Monsanto’s dominance in the agrichemical business has made the firm its fair share of enemies. Farmer advocacy groups object to Monsanto’s heavy-handed litigation practices (namely for reusing MON’s patent-protected seeds), and health advocacy groups object to genetically modified crops being sold in stores. Still, the benefits of Monsanto’s products are tough for commercial farmers to argue with, so the firm has been able to maintain its foothold without much trouble.
Some strategy missteps have impacted Monsanto’s profitability, however. In 2012, with price cuts in place, expectations tempered, and agricultural commodity prices still looking attractive, Monsanto should be in a good position to earn its characteristically deep margins and generate plenty of cash. The firm has a debt-neutral balance sheet, which should afford plenty of room for dividend rate hikes this year.
Third-quarter earnings on June 27 could be the next announcement for shareholders.
Medical device giant Medtronic (MDT) develops a range of products that includes everything from pacemakers and defibrillators to stents and insulin pumps. Heart products have traditionally contributed around half of MDT’s sales, a solid positioning given the sheer number of people around the world who suffer from heart disease and related ailments.

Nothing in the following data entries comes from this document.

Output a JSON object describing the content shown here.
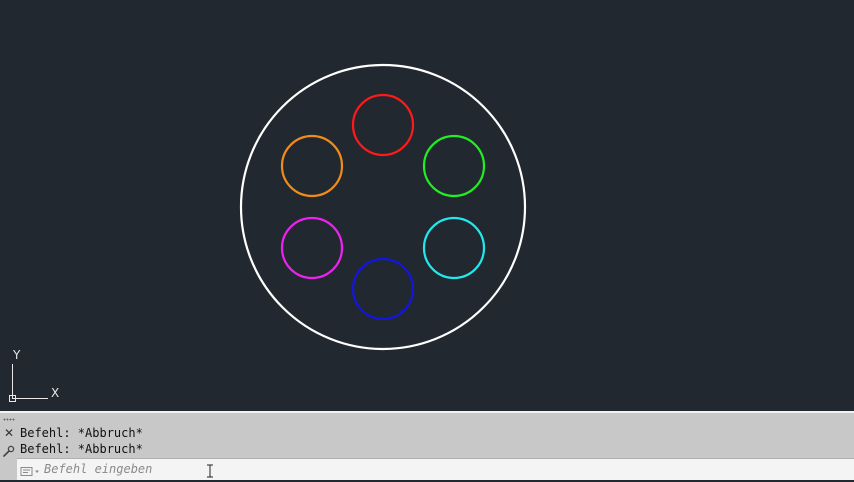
{
  "drawing": {
    "circles": [
      {
        "name": "outer-circle",
        "color": "#ffffff"
      },
      {
        "name": "red-circle",
        "color": "#ff1a1a"
      },
      {
        "name": "green-circle",
        "color": "#22ee22"
      },
      {
        "name": "cyan-circle",
        "color": "#22e8ee"
      },
      {
        "name": "blue-circle",
        "color": "#1515e0"
      },
      {
        "name": "magenta-circle",
        "color": "#ee22ee"
      },
      {
        "name": "orange-circle",
        "color": "#f08c1a"
      }
    ]
  },
  "ucs": {
    "x_label": "X",
    "y_label": "Y"
  },
  "command_line": {
    "history": [
      "Befehl: *Abbruch*",
      "Befehl: *Abbruch*"
    ],
    "input_placeholder": "Befehl eingeben",
    "input_value": ""
  },
  "colors": {
    "background": "#212830",
    "panel": "#c8c8c8",
    "input_bg": "#f4f4f4"
  },
  "icons": {
    "close": "close-icon",
    "options": "wrench-icon",
    "prompt": "command-prompt-icon",
    "cursor": "text-cursor-icon"
  }
}
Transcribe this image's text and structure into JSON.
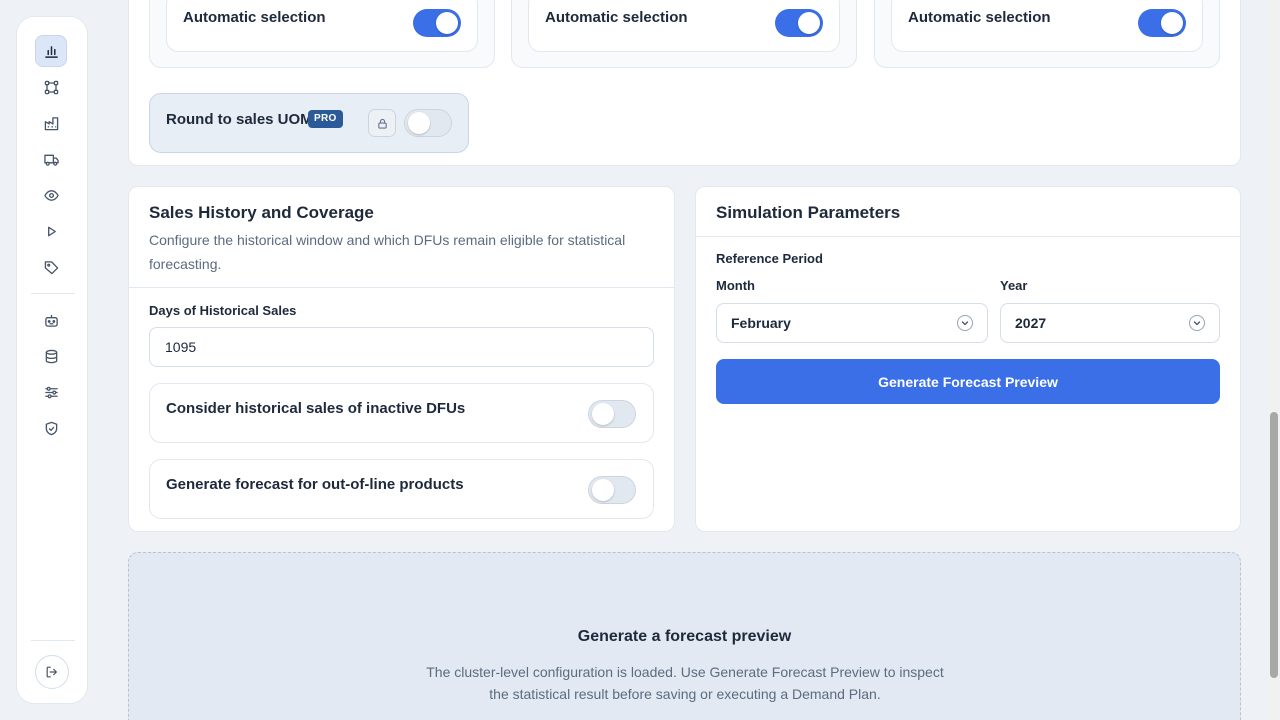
{
  "sidebar": {
    "items": [
      {
        "icon": "bar-chart-icon",
        "active": true
      },
      {
        "icon": "network-icon",
        "active": false
      },
      {
        "icon": "factory-icon",
        "active": false
      },
      {
        "icon": "truck-icon",
        "active": false
      },
      {
        "icon": "eye-icon",
        "active": false
      },
      {
        "icon": "play-icon",
        "active": false
      },
      {
        "icon": "tag-icon",
        "active": false
      },
      {
        "icon": "robot-icon",
        "active": false
      },
      {
        "icon": "database-icon",
        "active": false
      },
      {
        "icon": "sliders-icon",
        "active": false
      },
      {
        "icon": "shield-check-icon",
        "active": false
      }
    ],
    "logout_icon": "logout-icon"
  },
  "auto_selection": [
    {
      "label": "Automatic selection",
      "enabled": true
    },
    {
      "label": "Automatic selection",
      "enabled": true
    },
    {
      "label": "Automatic selection",
      "enabled": true
    }
  ],
  "round_uom": {
    "label": "Round to sales UOM",
    "badge": "PRO",
    "locked": true,
    "enabled": false
  },
  "sales_history": {
    "title": "Sales History and Coverage",
    "description": "Configure the historical window and which DFUs remain eligible for statistical forecasting.",
    "days_label": "Days of Historical Sales",
    "days_value": "1095",
    "options": [
      {
        "label": "Consider historical sales of inactive DFUs",
        "enabled": false
      },
      {
        "label": "Generate forecast for out-of-line products",
        "enabled": false
      }
    ]
  },
  "simulation": {
    "title": "Simulation Parameters",
    "reference_label": "Reference Period",
    "month_label": "Month",
    "month_value": "February",
    "year_label": "Year",
    "year_value": "2027",
    "button_label": "Generate Forecast Preview"
  },
  "preview": {
    "title": "Generate a forecast preview",
    "description": "The cluster-level configuration is loaded. Use Generate Forecast Preview to inspect the statistical result before saving or executing a Demand Plan."
  },
  "colors": {
    "accent": "#3b6fe8",
    "badge": "#2b5a98",
    "background": "#eef2f7"
  }
}
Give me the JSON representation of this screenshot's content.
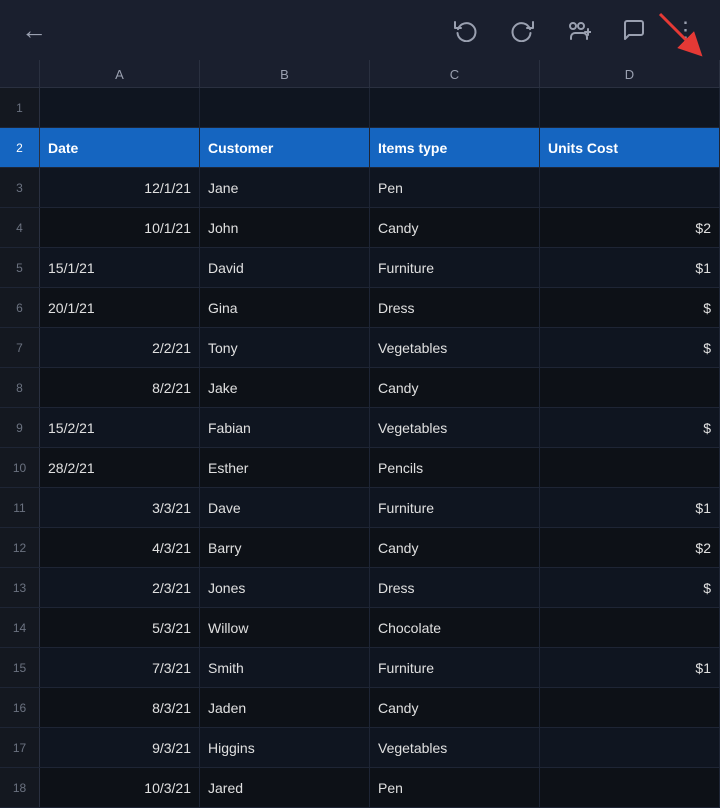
{
  "toolbar": {
    "back_icon": "←",
    "undo_icon": "↺",
    "redo_icon": "↻",
    "add_person_icon": "👤+",
    "comment_icon": "💬",
    "more_icon": "⋮"
  },
  "columns": {
    "headers": [
      "A",
      "B",
      "C",
      "D"
    ]
  },
  "rows": [
    {
      "num": "1",
      "a": "",
      "b": "",
      "c": "",
      "d": "",
      "isHeader": false,
      "isEmpty": true
    },
    {
      "num": "2",
      "a": "Date",
      "b": "Customer",
      "c": "Items type",
      "d": "Units Cost",
      "isHeader": true
    },
    {
      "num": "3",
      "a": "12/1/21",
      "b": "Jane",
      "c": "Pen",
      "d": "",
      "isHeader": false,
      "aRight": true
    },
    {
      "num": "4",
      "a": "10/1/21",
      "b": "John",
      "c": "Candy",
      "d": "$2",
      "isHeader": false,
      "aRight": true,
      "dRight": true
    },
    {
      "num": "5",
      "a": "15/1/21",
      "b": "David",
      "c": "Furniture",
      "d": "$1",
      "isHeader": false,
      "dRight": true
    },
    {
      "num": "6",
      "a": "20/1/21",
      "b": "Gina",
      "c": "Dress",
      "d": "$",
      "isHeader": false,
      "dRight": true
    },
    {
      "num": "7",
      "a": "2/2/21",
      "b": "Tony",
      "c": "Vegetables",
      "d": "$",
      "isHeader": false,
      "aRight": true,
      "dRight": true
    },
    {
      "num": "8",
      "a": "8/2/21",
      "b": "Jake",
      "c": "Candy",
      "d": "",
      "isHeader": false,
      "aRight": true
    },
    {
      "num": "9",
      "a": "15/2/21",
      "b": "Fabian",
      "c": "Vegetables",
      "d": "$",
      "isHeader": false,
      "dRight": true
    },
    {
      "num": "10",
      "a": "28/2/21",
      "b": "Esther",
      "c": "Pencils",
      "d": "",
      "isHeader": false
    },
    {
      "num": "11",
      "a": "3/3/21",
      "b": "Dave",
      "c": "Furniture",
      "d": "$1",
      "isHeader": false,
      "aRight": true,
      "dRight": true
    },
    {
      "num": "12",
      "a": "4/3/21",
      "b": "Barry",
      "c": "Candy",
      "d": "$2",
      "isHeader": false,
      "aRight": true,
      "dRight": true
    },
    {
      "num": "13",
      "a": "2/3/21",
      "b": "Jones",
      "c": "Dress",
      "d": "$",
      "isHeader": false,
      "aRight": true,
      "dRight": true
    },
    {
      "num": "14",
      "a": "5/3/21",
      "b": "Willow",
      "c": "Chocolate",
      "d": "",
      "isHeader": false,
      "aRight": true
    },
    {
      "num": "15",
      "a": "7/3/21",
      "b": "Smith",
      "c": "Furniture",
      "d": "$1",
      "isHeader": false,
      "aRight": true,
      "dRight": true
    },
    {
      "num": "16",
      "a": "8/3/21",
      "b": "Jaden",
      "c": "Candy",
      "d": "",
      "isHeader": false,
      "aRight": true
    },
    {
      "num": "17",
      "a": "9/3/21",
      "b": "Higgins",
      "c": "Vegetables",
      "d": "",
      "isHeader": false,
      "aRight": true
    },
    {
      "num": "18",
      "a": "10/3/21",
      "b": "Jared",
      "c": "Pen",
      "d": "",
      "isHeader": false,
      "aRight": true
    }
  ]
}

The firm is focused on treating chronic diseases with its technology, a factor that should help MDT earn bigger revenues per unit sold. At the same time, growth prospects on the horizon largely come from the emerging market world. Even though more than 40% of revenues are earned abroad, a much smaller chunk comes from developing countries. By establishing itself as the go-to medical device firm for a long list of chronic diseases, Medtronic should be able to capture bigger sales as a larger percentage of EM patients get the means to pay for its devices.
Medtronic has been consistent about its 2.6% dividend yield, hiking its payouts like clockwork every year. With the firm’s 24.25-cent dividend payout now paid for four straight quarters, it’s likely that investors will see a bigger dividend payout in the next quarter.
Even though Medtronic is one of the more likely dividend hikers on our list, investors should pay attention to a firm that’s been so consistent in returning value to its owners.
Yum Brands (YUM) is having a solid year in 2012. So far, shares of the fast food firm have rallied close to 10% in spite of the pullback in the broad market. YUM is one stock that’s got emerging markets figured out; the firm was one of the first to enter the Chinese market, the region today making up 42% of Yum Brands’ annual profits.
With more than 38,000 stores worldwide, YUM is actually the largest quick-service restaurant company in existence. The firm’s best-known brands include KFC, Pizza Hut, and Taco Bell in addition to the Little Sheep Hot Pot brand that YUM acquired at the start of 2012 for more diversified exposure to China (the chain also has a handful of stores in the U.S.) The franchise restaurant model is lucrative for owners like Yum Brands because it generates consistent recurring revenues, a core component of any dividend stock.
And because YUM’s U.S. stores are well=established, and its Chinese stores average significantly higher unit sales than most of their fast food peers, the firm is in an excellent position to steadily grow its dividend payout in the next few years. The firm has paid out a 28.5-cent dividend for the last three quarters. I’m anticipating a hike to its 1.8% payout in the next quarter.
To see these dividend plays in action, check out the Potential Blue Chip Dividend Stocks portfolio on Stockpickr.
And if you haven't already done so, join Stockpickr today to create your own dividend portfolio.
-- Written by Jonas Elmerraji in Baltimore.
At the time of publication, author had no positions in stocks mentioned.
Jonas Elmerraji, based out of Baltimore, is the editor and portfolio manager of the Rhino Stock Report, a free investment advisory that returned 15% in 2008. He is a contributor to numerous financial outlets, including Forbes and Investopedia, and has been featured in Investor's Business Daily, in Consumer's Digest and on MSNBC.com.